• Data records for software interfaces
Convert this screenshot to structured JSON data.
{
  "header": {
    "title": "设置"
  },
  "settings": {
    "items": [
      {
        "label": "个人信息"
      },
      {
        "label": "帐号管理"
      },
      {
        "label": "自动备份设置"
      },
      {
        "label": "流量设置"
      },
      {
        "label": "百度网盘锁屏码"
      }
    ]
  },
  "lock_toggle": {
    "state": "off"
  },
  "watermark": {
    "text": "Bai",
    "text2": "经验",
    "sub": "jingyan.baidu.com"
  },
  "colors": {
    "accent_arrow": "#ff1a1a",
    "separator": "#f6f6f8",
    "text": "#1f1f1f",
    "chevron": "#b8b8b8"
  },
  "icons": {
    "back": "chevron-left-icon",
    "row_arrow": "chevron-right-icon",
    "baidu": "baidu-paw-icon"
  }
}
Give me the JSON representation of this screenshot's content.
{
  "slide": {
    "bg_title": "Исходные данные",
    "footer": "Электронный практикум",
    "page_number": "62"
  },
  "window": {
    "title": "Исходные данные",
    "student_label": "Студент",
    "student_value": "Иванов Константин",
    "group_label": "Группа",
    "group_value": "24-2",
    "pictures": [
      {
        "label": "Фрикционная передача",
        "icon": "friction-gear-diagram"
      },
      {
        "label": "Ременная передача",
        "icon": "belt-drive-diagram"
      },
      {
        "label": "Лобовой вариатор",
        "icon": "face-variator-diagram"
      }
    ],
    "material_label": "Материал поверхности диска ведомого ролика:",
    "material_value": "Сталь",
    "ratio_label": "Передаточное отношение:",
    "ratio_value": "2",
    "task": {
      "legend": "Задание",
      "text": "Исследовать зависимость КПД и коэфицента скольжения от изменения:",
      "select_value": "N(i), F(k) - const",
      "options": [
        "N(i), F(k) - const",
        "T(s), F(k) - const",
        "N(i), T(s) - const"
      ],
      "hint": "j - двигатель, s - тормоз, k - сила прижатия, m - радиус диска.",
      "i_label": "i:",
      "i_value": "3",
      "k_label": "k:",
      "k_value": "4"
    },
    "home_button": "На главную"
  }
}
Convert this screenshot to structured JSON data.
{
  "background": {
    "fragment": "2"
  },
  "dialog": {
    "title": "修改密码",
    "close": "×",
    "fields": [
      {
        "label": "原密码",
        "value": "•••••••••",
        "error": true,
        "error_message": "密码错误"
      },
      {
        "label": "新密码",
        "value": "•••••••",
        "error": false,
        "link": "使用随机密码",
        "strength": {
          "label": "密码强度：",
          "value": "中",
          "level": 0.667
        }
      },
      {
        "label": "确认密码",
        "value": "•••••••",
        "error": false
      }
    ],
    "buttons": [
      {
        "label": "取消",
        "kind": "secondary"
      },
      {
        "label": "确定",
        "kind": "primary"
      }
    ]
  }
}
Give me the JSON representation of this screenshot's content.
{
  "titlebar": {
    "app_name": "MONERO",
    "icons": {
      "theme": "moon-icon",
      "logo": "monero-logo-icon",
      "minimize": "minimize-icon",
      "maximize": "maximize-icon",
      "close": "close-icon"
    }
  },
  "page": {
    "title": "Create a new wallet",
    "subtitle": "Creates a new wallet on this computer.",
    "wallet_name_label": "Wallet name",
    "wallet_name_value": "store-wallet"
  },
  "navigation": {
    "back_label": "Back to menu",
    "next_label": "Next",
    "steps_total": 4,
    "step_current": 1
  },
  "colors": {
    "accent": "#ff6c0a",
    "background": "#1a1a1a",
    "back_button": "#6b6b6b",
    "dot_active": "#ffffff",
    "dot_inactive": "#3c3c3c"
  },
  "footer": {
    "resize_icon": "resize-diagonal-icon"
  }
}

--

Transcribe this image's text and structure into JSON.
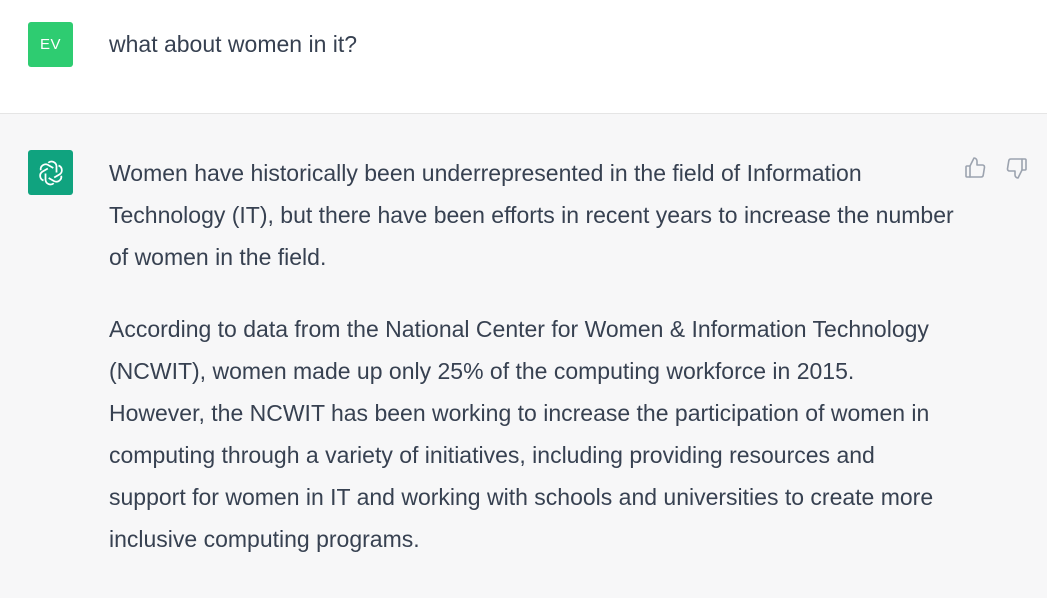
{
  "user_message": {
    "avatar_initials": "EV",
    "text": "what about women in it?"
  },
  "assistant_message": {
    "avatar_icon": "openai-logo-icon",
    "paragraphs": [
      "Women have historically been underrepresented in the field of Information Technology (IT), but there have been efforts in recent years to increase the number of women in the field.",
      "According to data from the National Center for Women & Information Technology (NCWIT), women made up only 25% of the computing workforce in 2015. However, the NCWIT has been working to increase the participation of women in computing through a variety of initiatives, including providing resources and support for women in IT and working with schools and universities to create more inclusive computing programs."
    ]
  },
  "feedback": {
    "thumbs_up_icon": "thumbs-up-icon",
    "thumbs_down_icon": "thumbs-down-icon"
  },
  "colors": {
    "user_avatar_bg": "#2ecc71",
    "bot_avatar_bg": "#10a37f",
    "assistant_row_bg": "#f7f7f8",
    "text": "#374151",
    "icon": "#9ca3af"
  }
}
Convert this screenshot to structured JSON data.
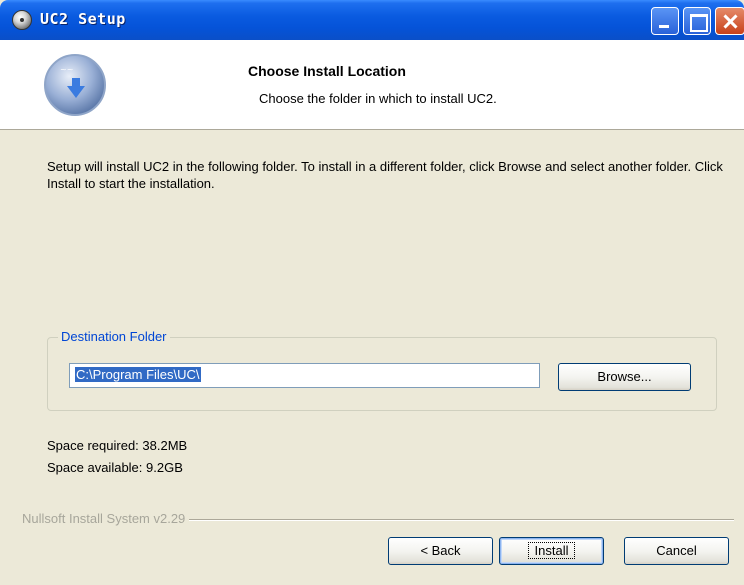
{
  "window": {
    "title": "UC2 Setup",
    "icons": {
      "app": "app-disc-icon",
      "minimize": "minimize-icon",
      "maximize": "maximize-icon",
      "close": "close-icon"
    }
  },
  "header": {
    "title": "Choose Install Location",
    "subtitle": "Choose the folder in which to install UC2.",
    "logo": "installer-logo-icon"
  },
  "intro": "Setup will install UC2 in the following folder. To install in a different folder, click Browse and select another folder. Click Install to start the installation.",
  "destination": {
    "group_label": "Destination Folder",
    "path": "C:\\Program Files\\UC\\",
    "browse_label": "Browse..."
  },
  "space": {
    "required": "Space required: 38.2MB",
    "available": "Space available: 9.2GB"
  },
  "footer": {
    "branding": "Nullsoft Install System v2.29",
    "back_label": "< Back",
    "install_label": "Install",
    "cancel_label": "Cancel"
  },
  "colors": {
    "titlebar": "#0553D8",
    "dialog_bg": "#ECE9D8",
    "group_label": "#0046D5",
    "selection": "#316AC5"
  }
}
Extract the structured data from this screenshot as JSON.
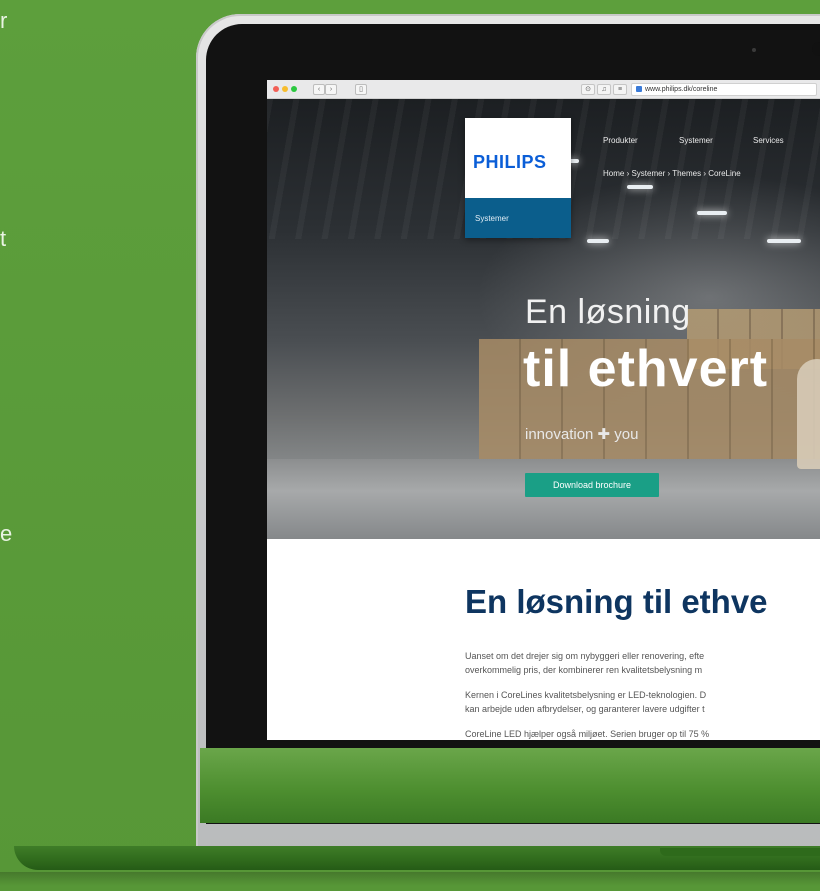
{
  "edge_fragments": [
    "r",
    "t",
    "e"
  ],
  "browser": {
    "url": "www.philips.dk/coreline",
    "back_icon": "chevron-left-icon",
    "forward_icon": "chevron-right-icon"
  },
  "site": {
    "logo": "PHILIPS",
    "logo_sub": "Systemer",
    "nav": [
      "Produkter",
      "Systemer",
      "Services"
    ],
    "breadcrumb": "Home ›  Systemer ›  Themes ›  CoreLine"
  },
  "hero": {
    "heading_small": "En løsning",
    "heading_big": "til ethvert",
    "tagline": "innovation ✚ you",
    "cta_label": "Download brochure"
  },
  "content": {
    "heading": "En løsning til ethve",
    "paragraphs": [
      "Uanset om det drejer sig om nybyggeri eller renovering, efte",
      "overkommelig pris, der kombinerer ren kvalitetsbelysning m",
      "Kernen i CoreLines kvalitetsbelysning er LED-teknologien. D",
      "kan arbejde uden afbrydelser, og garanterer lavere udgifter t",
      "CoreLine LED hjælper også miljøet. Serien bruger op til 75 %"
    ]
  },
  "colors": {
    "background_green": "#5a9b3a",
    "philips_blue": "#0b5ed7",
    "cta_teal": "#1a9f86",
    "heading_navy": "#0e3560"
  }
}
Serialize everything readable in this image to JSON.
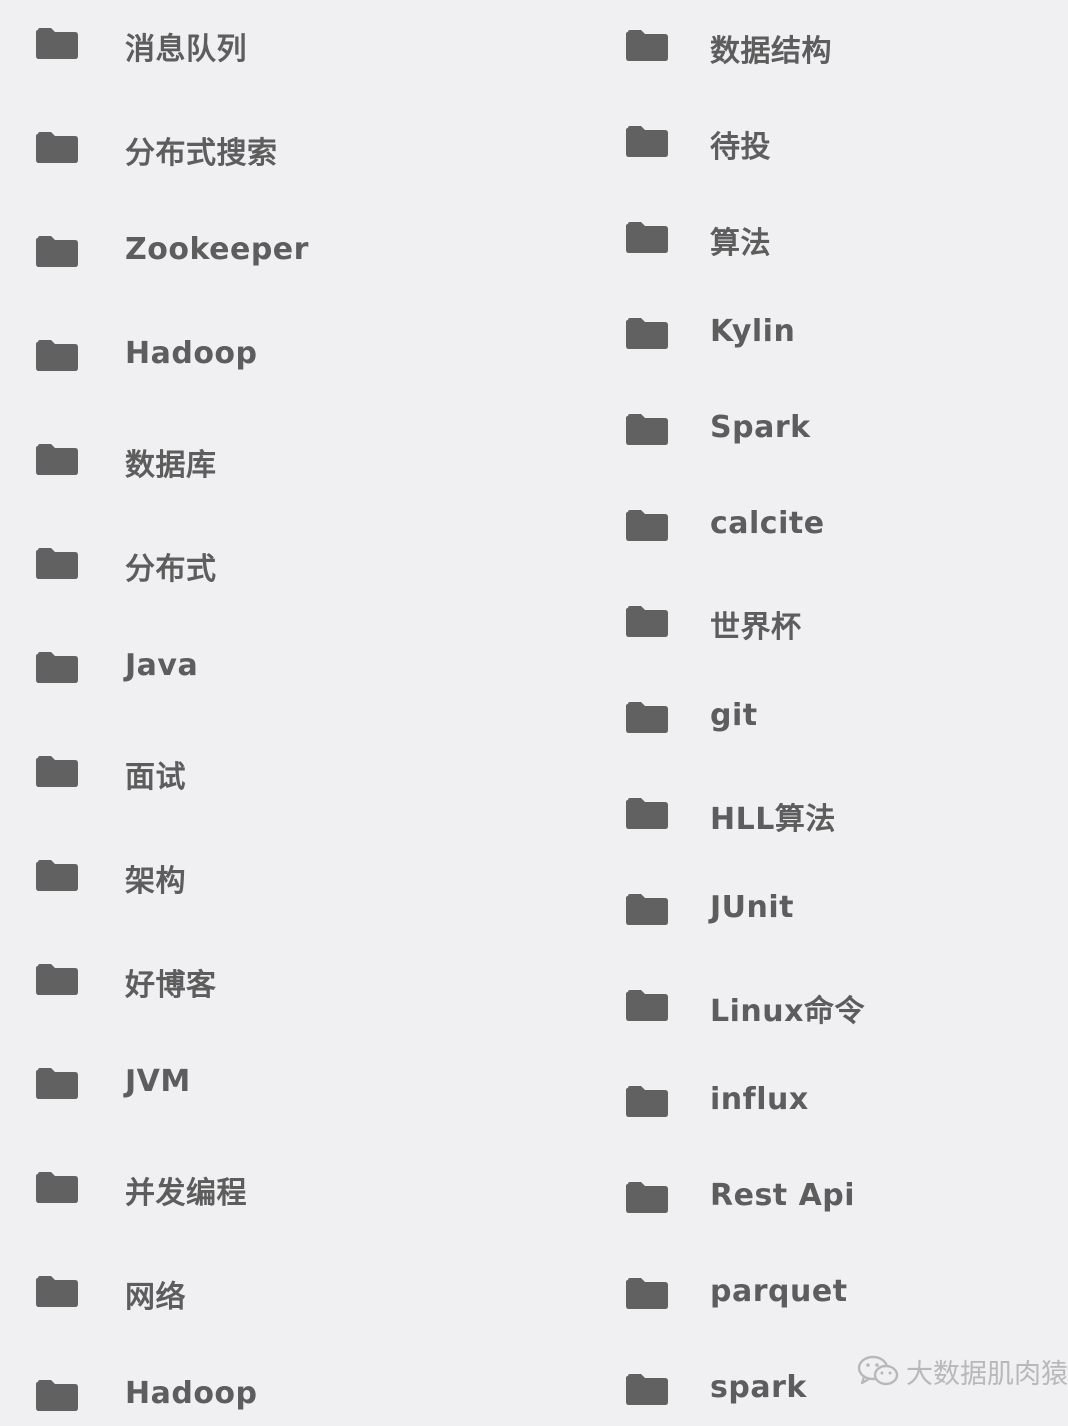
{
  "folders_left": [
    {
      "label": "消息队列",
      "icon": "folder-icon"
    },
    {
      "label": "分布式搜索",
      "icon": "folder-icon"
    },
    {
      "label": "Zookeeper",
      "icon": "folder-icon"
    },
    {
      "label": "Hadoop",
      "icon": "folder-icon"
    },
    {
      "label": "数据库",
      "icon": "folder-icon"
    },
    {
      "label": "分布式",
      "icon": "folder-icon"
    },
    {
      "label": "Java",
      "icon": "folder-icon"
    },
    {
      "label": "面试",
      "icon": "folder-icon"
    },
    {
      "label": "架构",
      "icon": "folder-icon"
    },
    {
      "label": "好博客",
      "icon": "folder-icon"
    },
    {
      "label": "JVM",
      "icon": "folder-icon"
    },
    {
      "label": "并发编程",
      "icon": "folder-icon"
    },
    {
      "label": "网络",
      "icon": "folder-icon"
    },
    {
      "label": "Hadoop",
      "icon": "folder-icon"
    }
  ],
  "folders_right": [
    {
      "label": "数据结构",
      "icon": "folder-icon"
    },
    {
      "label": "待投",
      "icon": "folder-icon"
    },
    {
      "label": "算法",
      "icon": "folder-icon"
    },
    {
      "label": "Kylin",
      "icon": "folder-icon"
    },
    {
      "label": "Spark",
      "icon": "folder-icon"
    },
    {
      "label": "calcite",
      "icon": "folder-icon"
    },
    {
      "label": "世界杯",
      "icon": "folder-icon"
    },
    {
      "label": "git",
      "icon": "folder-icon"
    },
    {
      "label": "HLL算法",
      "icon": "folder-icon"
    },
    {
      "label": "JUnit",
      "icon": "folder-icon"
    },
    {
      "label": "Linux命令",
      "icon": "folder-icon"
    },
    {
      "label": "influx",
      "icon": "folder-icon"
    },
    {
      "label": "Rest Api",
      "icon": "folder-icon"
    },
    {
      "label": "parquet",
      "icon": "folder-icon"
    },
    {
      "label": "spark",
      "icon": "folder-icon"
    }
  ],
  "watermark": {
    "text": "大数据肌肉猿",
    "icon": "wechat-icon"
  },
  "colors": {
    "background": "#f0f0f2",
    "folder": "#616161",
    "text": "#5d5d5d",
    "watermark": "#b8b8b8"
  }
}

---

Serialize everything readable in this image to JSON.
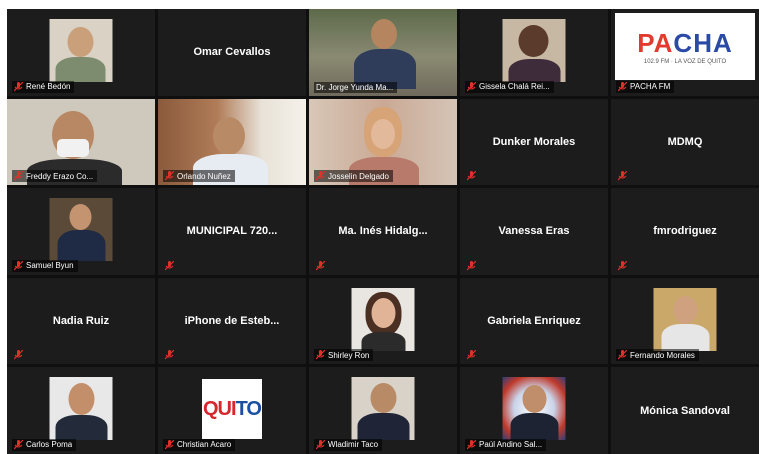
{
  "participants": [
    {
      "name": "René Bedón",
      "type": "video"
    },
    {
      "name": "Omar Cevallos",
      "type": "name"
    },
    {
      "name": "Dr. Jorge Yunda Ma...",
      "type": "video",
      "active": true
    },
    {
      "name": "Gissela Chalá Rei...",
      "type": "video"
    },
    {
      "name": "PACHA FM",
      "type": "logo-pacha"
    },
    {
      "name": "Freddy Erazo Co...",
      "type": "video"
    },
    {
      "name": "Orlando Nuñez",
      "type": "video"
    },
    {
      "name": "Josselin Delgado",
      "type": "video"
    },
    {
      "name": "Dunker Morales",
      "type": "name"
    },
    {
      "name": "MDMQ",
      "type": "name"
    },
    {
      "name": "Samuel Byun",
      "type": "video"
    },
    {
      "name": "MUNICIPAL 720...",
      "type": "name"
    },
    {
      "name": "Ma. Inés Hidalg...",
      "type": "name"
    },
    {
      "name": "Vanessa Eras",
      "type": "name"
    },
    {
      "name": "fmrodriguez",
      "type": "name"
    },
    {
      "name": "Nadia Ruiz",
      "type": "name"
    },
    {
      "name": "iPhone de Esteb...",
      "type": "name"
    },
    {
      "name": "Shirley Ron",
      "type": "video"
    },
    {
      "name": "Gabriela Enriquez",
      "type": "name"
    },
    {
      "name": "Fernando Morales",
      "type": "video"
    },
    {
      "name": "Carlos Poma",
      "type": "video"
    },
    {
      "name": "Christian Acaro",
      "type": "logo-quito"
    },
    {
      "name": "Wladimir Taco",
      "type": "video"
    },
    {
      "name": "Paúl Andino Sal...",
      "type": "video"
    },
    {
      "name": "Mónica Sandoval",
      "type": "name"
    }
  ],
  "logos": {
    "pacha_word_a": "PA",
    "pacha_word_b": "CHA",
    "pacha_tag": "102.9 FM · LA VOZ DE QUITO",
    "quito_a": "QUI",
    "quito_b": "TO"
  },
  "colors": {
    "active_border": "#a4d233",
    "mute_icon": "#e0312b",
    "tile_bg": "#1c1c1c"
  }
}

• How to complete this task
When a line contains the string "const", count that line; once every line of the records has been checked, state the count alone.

• Written reply
4